__Task prompt__: Work through the data below and give the number of lines holding the word "badge", without any other text.

__Records provided__:
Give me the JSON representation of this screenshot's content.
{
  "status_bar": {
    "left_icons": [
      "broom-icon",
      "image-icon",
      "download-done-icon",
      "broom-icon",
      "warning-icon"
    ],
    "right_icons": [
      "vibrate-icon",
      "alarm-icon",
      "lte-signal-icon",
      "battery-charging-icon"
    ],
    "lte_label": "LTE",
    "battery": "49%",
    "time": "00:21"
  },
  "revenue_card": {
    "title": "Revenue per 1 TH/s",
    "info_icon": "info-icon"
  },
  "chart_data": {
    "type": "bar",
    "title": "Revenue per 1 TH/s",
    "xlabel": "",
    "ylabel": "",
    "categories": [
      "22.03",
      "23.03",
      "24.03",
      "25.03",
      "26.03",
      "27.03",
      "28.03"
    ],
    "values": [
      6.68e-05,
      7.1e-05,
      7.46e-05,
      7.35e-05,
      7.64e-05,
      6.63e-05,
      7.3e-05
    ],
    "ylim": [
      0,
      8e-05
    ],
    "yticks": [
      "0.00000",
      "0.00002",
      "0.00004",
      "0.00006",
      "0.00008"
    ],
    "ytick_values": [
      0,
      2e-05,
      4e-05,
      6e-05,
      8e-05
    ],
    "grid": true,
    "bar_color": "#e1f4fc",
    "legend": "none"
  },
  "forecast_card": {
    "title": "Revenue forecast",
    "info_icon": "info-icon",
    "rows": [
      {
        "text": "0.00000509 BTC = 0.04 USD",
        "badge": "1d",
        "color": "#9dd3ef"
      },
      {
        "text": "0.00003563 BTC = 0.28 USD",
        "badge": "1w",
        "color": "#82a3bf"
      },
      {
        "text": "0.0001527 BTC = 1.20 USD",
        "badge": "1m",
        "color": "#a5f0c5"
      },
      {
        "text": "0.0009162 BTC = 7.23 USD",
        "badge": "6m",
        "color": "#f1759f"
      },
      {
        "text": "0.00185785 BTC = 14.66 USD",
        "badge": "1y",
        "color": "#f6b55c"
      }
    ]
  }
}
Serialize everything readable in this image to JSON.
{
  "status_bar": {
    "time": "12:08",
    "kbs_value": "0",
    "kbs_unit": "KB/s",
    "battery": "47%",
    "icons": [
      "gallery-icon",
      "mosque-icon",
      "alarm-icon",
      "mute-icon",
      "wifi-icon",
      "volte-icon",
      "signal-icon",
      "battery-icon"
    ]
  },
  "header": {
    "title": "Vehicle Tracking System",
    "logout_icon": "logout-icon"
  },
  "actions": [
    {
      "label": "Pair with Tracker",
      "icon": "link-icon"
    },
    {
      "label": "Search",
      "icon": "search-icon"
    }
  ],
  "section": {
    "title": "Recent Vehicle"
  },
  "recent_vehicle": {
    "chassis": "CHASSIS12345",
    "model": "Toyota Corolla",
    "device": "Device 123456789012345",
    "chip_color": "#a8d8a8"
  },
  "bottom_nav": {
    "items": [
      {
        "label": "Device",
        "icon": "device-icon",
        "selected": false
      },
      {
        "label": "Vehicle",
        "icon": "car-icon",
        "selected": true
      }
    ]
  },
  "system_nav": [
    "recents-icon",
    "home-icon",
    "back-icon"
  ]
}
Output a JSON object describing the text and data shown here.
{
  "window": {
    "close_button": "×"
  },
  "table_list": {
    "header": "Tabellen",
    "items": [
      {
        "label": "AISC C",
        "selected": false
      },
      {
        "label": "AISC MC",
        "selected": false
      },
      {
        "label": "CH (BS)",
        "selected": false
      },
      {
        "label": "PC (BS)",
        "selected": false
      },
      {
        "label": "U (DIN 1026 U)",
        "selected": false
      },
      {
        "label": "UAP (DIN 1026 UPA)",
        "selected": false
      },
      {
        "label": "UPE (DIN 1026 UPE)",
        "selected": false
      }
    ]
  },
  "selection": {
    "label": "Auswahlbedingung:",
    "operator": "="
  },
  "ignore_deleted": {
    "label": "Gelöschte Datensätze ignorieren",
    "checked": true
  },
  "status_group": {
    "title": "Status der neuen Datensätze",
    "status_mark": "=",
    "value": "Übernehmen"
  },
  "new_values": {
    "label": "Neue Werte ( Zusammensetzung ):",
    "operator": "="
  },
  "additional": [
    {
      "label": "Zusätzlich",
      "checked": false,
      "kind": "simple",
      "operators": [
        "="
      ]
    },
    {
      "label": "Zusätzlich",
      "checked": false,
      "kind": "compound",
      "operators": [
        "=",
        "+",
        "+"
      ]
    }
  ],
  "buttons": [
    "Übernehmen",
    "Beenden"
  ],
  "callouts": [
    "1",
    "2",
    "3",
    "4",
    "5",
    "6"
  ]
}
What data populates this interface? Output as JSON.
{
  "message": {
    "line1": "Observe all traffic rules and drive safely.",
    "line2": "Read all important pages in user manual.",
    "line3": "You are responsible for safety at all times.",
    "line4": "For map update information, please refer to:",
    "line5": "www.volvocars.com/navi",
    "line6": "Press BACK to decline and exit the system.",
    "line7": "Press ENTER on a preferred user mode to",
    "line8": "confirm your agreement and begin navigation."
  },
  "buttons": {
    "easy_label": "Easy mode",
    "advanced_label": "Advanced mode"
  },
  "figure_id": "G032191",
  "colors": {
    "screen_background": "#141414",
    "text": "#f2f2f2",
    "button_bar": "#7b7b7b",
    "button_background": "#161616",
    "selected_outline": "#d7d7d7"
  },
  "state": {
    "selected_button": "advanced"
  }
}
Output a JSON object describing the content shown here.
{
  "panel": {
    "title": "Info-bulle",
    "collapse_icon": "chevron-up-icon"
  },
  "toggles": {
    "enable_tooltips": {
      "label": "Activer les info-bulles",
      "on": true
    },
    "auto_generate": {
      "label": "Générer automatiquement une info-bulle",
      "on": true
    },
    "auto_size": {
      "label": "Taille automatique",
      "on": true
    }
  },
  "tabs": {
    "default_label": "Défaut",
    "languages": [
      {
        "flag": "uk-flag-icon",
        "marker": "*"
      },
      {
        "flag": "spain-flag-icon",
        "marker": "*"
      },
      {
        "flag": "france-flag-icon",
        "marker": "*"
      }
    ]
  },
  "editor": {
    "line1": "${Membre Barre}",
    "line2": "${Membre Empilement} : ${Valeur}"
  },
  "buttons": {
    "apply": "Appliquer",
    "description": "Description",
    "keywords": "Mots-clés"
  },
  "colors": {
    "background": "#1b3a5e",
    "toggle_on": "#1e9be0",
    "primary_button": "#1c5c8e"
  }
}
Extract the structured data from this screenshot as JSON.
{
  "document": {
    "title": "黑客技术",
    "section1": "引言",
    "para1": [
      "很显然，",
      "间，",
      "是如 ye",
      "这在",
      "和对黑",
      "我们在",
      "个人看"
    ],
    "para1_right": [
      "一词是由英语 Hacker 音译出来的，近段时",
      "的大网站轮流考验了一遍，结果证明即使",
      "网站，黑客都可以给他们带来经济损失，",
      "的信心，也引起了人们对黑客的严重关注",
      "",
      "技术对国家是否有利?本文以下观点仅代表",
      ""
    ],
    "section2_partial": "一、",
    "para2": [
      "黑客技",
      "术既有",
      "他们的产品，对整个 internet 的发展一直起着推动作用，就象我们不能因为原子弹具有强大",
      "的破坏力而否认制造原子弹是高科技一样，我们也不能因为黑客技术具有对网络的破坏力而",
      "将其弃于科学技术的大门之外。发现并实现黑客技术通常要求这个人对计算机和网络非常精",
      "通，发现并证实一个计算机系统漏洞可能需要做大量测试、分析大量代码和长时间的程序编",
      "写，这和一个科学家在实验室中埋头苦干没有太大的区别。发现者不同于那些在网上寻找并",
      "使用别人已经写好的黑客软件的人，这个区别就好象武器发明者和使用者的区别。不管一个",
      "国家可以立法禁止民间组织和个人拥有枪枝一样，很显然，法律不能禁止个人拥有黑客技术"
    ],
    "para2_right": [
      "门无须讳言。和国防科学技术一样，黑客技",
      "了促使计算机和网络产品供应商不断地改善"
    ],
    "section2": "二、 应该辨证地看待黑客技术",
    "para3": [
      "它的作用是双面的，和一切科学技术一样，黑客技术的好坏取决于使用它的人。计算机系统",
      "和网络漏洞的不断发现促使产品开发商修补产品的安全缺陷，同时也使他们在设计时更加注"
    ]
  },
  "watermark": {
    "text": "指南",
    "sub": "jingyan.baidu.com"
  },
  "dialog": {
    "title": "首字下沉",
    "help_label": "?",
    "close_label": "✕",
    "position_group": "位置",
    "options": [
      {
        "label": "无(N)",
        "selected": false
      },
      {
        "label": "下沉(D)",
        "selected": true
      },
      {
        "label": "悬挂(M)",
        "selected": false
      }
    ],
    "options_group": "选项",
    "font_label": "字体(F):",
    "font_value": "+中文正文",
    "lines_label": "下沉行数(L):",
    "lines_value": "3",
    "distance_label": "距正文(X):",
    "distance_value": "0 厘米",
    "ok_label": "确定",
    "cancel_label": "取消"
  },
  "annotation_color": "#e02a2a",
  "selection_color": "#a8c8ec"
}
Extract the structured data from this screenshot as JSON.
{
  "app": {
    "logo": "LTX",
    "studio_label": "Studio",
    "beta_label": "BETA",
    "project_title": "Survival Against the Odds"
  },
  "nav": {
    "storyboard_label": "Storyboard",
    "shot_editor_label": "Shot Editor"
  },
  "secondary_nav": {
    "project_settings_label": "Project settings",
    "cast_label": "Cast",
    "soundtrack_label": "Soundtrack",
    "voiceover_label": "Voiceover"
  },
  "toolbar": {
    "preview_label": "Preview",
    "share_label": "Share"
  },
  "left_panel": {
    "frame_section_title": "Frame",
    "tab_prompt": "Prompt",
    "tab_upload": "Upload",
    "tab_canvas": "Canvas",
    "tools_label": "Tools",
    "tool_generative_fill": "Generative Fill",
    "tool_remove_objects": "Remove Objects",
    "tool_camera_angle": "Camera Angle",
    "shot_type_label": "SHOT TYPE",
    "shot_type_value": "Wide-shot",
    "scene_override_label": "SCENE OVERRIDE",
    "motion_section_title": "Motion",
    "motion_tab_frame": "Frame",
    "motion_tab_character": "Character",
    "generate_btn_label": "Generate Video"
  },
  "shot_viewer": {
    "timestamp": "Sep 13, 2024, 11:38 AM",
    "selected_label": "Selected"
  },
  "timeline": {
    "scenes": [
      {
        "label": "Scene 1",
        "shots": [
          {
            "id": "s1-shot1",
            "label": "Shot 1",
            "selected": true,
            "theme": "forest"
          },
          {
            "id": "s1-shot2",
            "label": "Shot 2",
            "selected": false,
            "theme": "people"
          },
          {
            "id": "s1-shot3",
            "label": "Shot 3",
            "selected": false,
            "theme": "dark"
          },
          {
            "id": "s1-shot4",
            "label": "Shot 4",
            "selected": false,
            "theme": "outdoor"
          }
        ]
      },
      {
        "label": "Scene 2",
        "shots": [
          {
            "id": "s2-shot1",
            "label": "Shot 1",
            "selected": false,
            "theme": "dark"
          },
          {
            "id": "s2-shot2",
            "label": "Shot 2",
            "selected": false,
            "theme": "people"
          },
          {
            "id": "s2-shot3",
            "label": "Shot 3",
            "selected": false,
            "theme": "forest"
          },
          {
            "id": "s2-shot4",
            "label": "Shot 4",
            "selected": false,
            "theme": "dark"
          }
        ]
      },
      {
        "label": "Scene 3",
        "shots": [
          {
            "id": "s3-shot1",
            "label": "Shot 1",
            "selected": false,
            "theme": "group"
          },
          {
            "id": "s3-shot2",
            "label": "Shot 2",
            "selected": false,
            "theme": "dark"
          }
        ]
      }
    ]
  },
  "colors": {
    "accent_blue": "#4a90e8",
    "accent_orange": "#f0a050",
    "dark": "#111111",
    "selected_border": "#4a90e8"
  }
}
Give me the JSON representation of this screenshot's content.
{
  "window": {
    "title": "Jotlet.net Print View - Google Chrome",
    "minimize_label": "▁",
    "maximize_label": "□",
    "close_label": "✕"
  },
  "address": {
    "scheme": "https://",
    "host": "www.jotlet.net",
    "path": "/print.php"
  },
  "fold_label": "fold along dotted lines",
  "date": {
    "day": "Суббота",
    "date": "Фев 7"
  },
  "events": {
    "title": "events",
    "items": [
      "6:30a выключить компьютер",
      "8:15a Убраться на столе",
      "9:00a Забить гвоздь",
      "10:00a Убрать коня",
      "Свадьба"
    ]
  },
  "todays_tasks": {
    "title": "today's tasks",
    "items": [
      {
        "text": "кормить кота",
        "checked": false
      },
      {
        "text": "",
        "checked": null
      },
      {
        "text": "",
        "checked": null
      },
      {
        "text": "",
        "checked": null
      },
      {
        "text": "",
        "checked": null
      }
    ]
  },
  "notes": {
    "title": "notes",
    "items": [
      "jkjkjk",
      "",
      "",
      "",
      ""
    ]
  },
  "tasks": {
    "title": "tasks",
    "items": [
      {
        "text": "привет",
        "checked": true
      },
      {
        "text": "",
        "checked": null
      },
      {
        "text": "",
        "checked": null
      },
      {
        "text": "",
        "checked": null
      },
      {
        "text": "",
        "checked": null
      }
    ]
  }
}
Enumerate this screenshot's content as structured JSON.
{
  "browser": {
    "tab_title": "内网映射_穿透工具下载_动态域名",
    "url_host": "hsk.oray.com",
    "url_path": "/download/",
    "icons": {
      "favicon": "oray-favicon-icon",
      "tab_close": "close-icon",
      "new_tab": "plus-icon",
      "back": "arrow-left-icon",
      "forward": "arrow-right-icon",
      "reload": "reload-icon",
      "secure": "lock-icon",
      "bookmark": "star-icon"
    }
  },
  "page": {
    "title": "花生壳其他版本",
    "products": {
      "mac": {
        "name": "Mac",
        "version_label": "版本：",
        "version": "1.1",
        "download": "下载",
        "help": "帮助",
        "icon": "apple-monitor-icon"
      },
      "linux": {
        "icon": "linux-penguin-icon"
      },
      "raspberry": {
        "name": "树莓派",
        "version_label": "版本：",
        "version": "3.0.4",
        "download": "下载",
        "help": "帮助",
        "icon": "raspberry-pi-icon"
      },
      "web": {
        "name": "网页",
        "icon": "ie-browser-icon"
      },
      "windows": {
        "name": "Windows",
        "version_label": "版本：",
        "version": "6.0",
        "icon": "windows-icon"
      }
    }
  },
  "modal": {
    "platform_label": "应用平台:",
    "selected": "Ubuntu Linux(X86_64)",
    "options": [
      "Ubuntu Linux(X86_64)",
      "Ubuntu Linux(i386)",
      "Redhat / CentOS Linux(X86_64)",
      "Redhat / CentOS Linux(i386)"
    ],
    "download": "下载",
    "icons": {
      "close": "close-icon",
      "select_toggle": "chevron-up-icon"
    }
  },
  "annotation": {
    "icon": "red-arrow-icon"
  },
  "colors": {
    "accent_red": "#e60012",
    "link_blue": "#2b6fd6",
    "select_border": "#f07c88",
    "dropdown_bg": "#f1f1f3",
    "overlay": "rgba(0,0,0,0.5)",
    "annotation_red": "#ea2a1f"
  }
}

__The completed task__: 5